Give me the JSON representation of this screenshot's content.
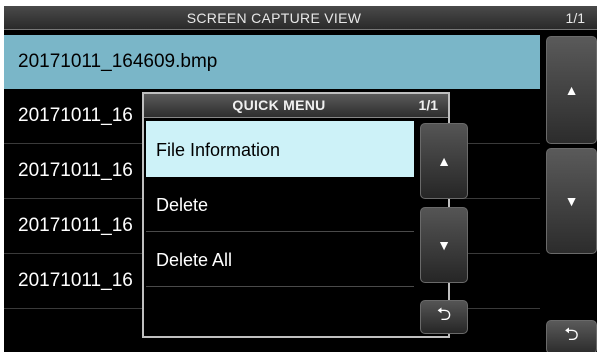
{
  "window": {
    "title": "SCREEN CAPTURE VIEW",
    "page": "1/1"
  },
  "files": [
    {
      "name": "20171011_164609.bmp",
      "selected": true
    },
    {
      "name": "20171011_16"
    },
    {
      "name": "20171011_16"
    },
    {
      "name": "20171011_16"
    },
    {
      "name": "20171011_16"
    }
  ],
  "side_buttons": {
    "up": "▲",
    "down": "▼",
    "back": "⮌"
  },
  "quick_menu": {
    "title": "QUICK MENU",
    "page": "1/1",
    "items": [
      {
        "label": "File Information",
        "selected": true
      },
      {
        "label": "Delete"
      },
      {
        "label": "Delete All"
      },
      {
        "label": ""
      }
    ],
    "up": "▲",
    "down": "▼",
    "back": "⮌"
  },
  "colors": {
    "selected_row": "#7ab6c8",
    "menu_selected": "#cdf2f8"
  }
}
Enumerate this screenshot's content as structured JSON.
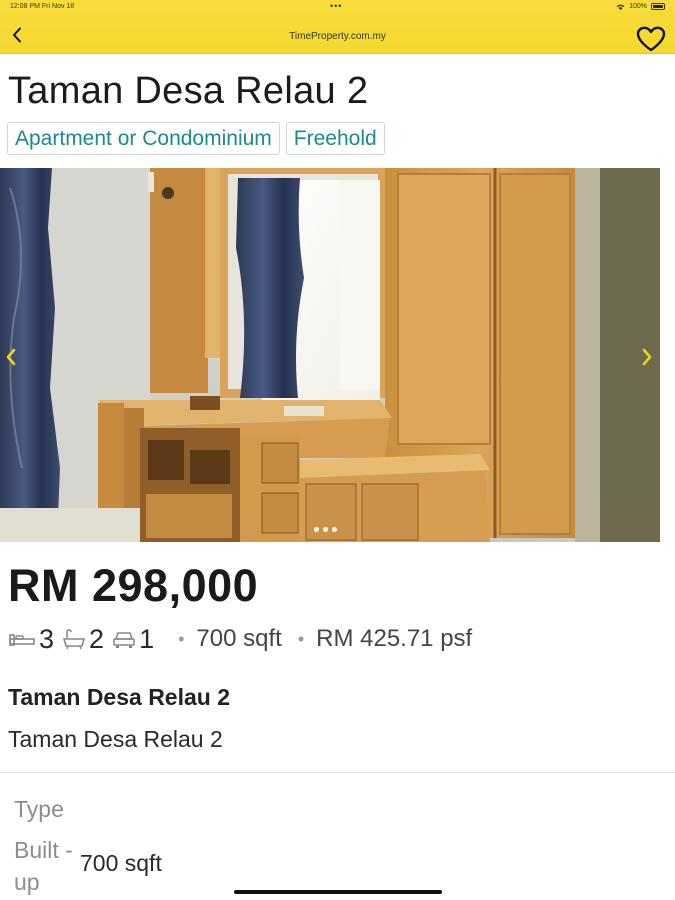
{
  "status": {
    "time": "12:08 PM  Fri Nov 18",
    "dots": "•••",
    "battery": "100%"
  },
  "header": {
    "url": "TimeProperty.com.my",
    "icons": {
      "back": "chevron-left-icon",
      "favorite": "heart-outline-icon"
    }
  },
  "listing": {
    "title": "Taman Desa Relau 2",
    "tags": [
      "Apartment or Condominium",
      "Freehold"
    ],
    "price": "RM 298,000",
    "bedrooms": "3",
    "bathrooms": "2",
    "parking": "1",
    "size": "700 sqft",
    "price_per_sqft": "RM 425.71 psf",
    "address_title": "Taman Desa Relau 2",
    "address_sub": "Taman Desa Relau 2"
  },
  "carousel": {
    "slides": 3,
    "active_slide": 1
  },
  "details": {
    "type_label": "Type",
    "built_label": "Built -up",
    "built_value": "700 sqft"
  },
  "colors": {
    "header_yellow": "#f7dc3c",
    "tag_text": "#1b8a8f",
    "arrow_yellow": "#f2d21c"
  }
}
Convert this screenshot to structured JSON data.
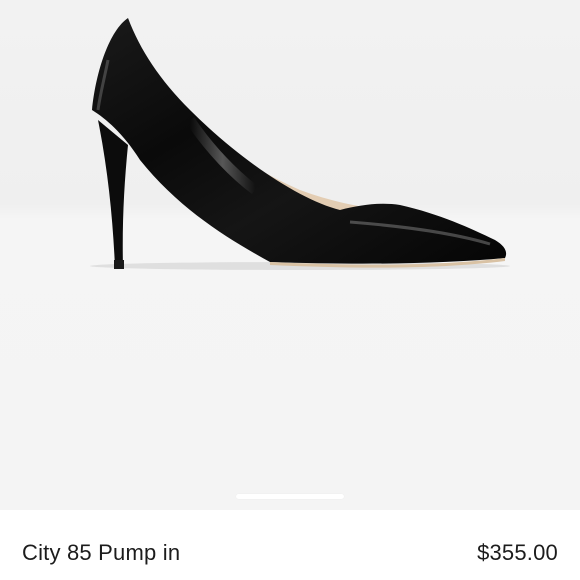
{
  "listing": {
    "title": "City 85 Pump in",
    "price": "$355.00"
  },
  "gallery": {
    "pages": 1,
    "current_page": 1
  },
  "colors": {
    "shoe": "#0c0c0c",
    "lining": "#e3cdb3",
    "background": "#f2f2f2"
  }
}
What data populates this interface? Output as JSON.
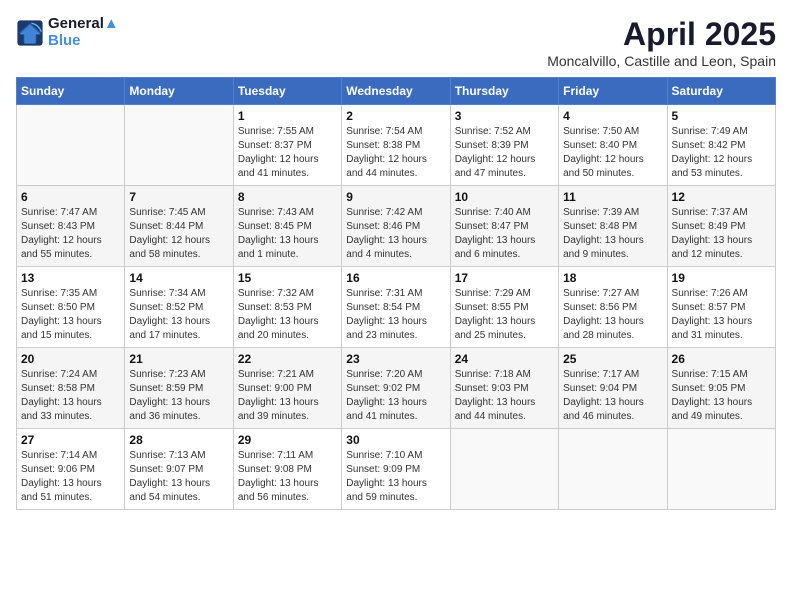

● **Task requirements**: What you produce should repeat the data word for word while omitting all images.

● **Answer to this task**:
Give me the JSON representation of this screenshot's content.
{
  "window": {
    "title": "SCREEN CAPTURE VIEW",
    "page": "1/1"
  },
  "files": [
    {
      "name": "20171011_164609.bmp",
      "selected": true
    },
    {
      "name": "20171011_16"
    },
    {
      "name": "20171011_16"
    },
    {
      "name": "20171011_16"
    },
    {
      "name": "20171011_16"
    }
  ],
  "side_buttons": {
    "up": "▲",
    "down": "▼",
    "back": "⮌"
  },
  "quick_menu": {
    "title": "QUICK MENU",
    "page": "1/1",
    "items": [
      {
        "label": "File Information",
        "selected": true
      },
      {
        "label": "Delete"
      },
      {
        "label": "Delete All"
      },
      {
        "label": ""
      }
    ],
    "up": "▲",
    "down": "▼",
    "back": "⮌"
  },
  "colors": {
    "selected_row": "#7ab6c8",
    "menu_selected": "#cdf2f8"
  }
}
Enumerate this screenshot's content as structured JSON.
{
  "status": {
    "time": "12:08 PM  Fri Nov 18",
    "dots": "•••",
    "battery": "100%"
  },
  "header": {
    "url": "TimeProperty.com.my",
    "icons": {
      "back": "chevron-left-icon",
      "favorite": "heart-outline-icon"
    }
  },
  "listing": {
    "title": "Taman Desa Relau 2",
    "tags": [
      "Apartment or Condominium",
      "Freehold"
    ],
    "price": "RM 298,000",
    "bedrooms": "3",
    "bathrooms": "2",
    "parking": "1",
    "size": "700 sqft",
    "price_per_sqft": "RM 425.71 psf",
    "address_title": "Taman Desa Relau 2",
    "address_sub": "Taman Desa Relau 2"
  },
  "carousel": {
    "slides": 3,
    "active_slide": 1
  },
  "details": {
    "type_label": "Type",
    "built_label": "Built -up",
    "built_value": "700 sqft"
  },
  "colors": {
    "header_yellow": "#f7dc3c",
    "tag_text": "#1b8a8f",
    "arrow_yellow": "#f2d21c"
  }
}
Convert this screenshot to structured JSON data.
{
  "listing": {
    "title": "City 85 Pump in",
    "price": "$355.00"
  },
  "gallery": {
    "pages": 1,
    "current_page": 1
  },
  "colors": {
    "shoe": "#0c0c0c",
    "lining": "#e3cdb3",
    "background": "#f2f2f2"
  }
}
What data populates this interface? Output as JSON.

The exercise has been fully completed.